EXERCISE DETAILS: Please say how many lines in the records below contain the word "object". Give the number and nothing more.

---+---

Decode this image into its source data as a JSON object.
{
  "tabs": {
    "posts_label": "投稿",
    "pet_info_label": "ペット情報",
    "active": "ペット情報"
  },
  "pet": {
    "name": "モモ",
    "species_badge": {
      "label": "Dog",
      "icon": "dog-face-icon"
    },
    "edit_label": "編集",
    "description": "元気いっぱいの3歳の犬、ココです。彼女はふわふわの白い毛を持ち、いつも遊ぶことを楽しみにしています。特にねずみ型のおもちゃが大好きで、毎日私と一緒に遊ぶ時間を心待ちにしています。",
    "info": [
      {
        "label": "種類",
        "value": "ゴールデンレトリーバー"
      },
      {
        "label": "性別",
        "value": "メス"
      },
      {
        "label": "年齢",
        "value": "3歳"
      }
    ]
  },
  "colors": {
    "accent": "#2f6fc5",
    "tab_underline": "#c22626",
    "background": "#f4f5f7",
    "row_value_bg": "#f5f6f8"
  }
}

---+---

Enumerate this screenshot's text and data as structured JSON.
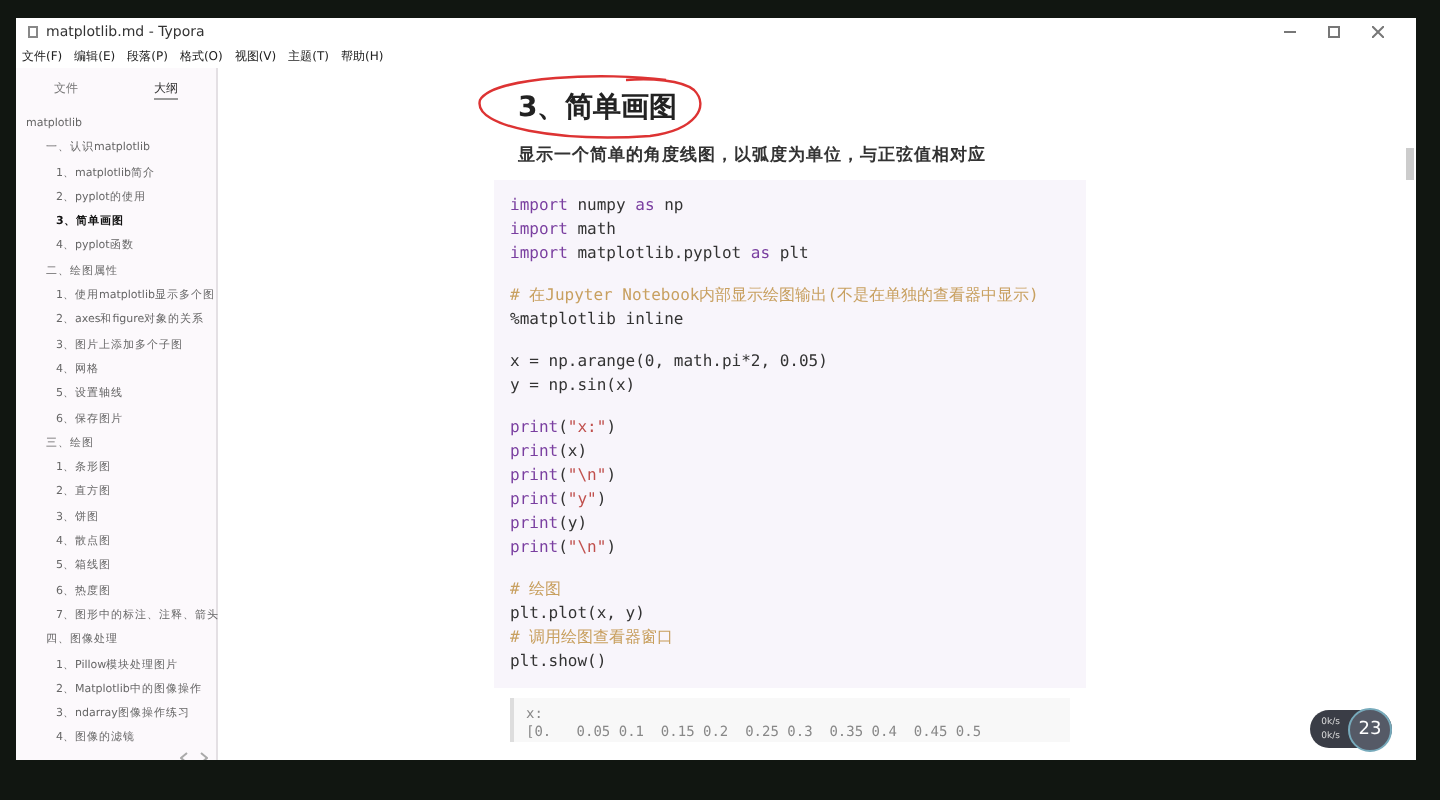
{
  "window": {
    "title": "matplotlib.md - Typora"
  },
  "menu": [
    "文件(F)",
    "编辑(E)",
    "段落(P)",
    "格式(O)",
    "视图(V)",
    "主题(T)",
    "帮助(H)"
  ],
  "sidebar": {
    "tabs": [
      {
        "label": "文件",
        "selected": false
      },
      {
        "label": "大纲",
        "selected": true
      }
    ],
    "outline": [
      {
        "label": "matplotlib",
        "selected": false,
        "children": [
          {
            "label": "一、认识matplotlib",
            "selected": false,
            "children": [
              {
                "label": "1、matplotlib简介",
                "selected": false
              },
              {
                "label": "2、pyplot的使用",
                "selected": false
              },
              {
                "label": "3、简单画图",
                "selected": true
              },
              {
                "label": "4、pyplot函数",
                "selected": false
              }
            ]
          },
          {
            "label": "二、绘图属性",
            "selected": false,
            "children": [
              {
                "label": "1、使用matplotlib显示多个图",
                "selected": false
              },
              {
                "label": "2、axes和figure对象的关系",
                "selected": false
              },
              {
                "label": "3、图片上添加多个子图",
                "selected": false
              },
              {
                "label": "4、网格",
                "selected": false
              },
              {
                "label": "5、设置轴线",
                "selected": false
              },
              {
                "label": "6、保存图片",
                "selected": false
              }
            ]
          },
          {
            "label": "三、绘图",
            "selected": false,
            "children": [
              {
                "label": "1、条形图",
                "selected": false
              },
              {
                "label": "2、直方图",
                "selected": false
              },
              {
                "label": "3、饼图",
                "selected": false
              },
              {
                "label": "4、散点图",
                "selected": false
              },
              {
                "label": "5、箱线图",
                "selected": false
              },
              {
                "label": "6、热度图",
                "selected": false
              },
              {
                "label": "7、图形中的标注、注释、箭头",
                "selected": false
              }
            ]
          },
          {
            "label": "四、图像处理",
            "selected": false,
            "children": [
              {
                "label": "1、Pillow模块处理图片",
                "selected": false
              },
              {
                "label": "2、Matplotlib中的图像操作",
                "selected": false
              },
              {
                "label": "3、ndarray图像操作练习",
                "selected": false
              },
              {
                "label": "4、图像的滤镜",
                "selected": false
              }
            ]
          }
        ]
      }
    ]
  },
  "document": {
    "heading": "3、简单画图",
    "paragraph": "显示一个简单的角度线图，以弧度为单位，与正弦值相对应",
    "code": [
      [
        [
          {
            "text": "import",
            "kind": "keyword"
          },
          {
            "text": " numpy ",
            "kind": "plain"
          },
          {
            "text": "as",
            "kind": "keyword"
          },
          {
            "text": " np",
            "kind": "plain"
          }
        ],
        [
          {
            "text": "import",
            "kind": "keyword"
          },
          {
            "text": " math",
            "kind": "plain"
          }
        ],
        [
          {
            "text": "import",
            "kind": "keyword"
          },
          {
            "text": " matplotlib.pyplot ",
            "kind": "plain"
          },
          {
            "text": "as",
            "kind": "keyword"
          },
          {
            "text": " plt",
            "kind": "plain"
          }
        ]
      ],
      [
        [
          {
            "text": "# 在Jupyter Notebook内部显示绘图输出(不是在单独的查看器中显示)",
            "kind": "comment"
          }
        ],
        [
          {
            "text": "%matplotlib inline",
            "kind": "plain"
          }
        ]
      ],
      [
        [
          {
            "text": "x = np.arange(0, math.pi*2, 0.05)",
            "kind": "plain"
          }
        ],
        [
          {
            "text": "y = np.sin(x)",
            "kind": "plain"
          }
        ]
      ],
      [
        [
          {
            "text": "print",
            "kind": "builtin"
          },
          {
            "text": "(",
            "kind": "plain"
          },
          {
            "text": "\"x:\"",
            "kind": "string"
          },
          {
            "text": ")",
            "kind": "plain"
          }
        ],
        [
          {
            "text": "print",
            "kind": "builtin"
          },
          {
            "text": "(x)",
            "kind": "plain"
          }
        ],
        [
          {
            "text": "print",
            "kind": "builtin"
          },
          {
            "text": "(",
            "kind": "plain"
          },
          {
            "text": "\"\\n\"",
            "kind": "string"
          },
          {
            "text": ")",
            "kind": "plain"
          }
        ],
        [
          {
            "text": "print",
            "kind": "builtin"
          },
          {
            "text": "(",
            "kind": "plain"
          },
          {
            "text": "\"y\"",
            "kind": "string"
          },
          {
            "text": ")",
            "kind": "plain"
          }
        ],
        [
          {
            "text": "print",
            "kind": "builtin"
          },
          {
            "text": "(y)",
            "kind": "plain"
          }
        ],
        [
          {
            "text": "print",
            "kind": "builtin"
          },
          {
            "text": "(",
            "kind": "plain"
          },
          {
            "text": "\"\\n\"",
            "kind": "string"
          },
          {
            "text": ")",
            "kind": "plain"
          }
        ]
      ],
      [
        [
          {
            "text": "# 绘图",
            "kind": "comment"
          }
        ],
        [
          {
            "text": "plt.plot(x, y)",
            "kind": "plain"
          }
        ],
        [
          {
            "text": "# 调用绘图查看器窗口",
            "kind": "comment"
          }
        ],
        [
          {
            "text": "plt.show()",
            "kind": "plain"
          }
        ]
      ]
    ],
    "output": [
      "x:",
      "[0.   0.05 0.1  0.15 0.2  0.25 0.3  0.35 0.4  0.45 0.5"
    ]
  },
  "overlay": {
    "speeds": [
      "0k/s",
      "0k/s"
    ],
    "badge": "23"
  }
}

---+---

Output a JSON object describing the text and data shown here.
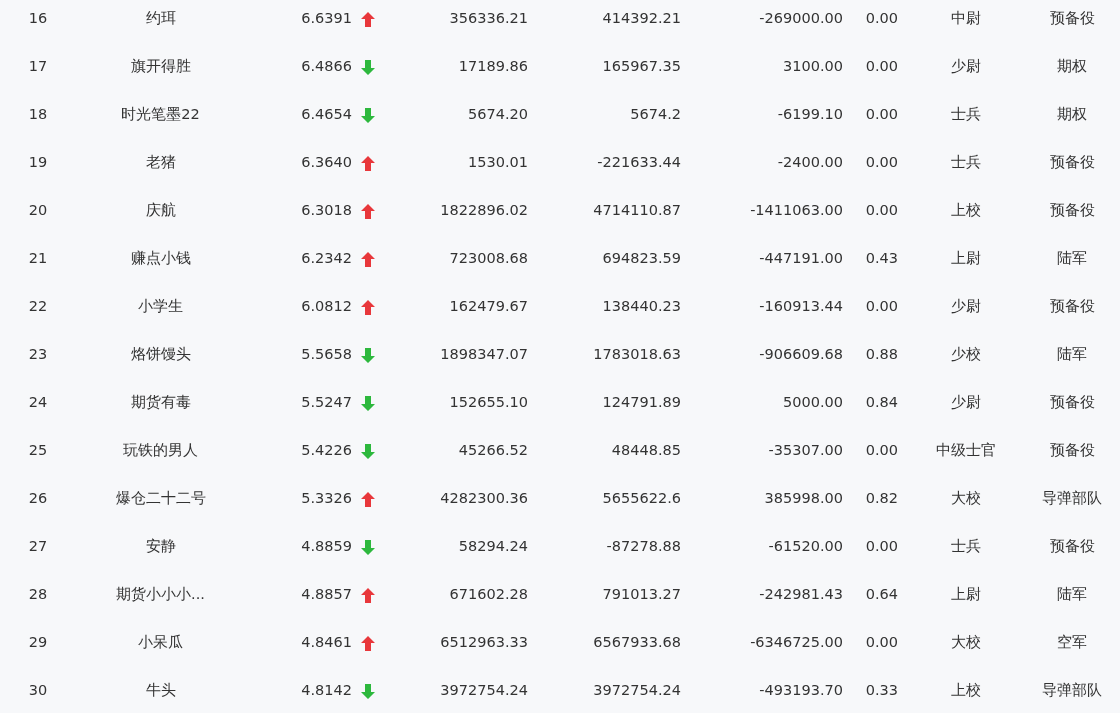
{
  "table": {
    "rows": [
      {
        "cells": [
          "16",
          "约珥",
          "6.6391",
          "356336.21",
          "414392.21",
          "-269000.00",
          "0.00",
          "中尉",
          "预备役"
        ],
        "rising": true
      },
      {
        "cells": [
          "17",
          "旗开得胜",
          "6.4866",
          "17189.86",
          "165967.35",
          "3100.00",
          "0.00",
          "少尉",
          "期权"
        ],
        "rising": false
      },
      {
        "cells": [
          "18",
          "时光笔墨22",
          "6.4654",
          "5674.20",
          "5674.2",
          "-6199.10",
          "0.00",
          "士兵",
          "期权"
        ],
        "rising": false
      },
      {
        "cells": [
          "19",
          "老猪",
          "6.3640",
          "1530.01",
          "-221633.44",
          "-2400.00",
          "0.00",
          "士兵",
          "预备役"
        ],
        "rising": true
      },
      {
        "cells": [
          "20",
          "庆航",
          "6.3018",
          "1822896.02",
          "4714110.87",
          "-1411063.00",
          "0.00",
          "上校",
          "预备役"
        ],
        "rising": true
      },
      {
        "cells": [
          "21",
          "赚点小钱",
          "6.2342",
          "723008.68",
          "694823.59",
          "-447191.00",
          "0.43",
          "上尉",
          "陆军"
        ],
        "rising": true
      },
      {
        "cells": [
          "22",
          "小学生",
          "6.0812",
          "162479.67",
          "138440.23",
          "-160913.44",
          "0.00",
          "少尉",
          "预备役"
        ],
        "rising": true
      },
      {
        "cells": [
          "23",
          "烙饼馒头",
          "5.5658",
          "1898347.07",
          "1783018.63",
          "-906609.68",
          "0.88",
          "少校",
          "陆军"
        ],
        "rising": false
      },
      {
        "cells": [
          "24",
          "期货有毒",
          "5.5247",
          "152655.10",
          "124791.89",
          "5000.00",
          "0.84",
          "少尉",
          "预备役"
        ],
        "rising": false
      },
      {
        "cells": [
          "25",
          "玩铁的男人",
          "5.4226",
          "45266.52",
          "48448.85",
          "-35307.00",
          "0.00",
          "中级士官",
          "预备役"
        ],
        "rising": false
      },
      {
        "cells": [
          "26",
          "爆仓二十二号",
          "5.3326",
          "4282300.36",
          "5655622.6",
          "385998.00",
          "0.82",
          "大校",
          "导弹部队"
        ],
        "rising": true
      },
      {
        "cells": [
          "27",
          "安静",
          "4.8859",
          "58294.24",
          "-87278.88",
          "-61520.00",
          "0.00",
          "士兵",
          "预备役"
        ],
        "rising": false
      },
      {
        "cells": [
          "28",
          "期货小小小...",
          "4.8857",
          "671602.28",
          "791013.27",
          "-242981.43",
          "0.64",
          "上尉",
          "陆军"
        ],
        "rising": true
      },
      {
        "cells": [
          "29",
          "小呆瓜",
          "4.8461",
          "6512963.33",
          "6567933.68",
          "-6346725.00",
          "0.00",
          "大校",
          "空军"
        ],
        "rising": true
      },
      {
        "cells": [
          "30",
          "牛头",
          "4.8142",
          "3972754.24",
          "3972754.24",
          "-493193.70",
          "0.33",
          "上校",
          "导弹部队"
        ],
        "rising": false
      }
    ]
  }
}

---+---

WORKED SOLUTION: 2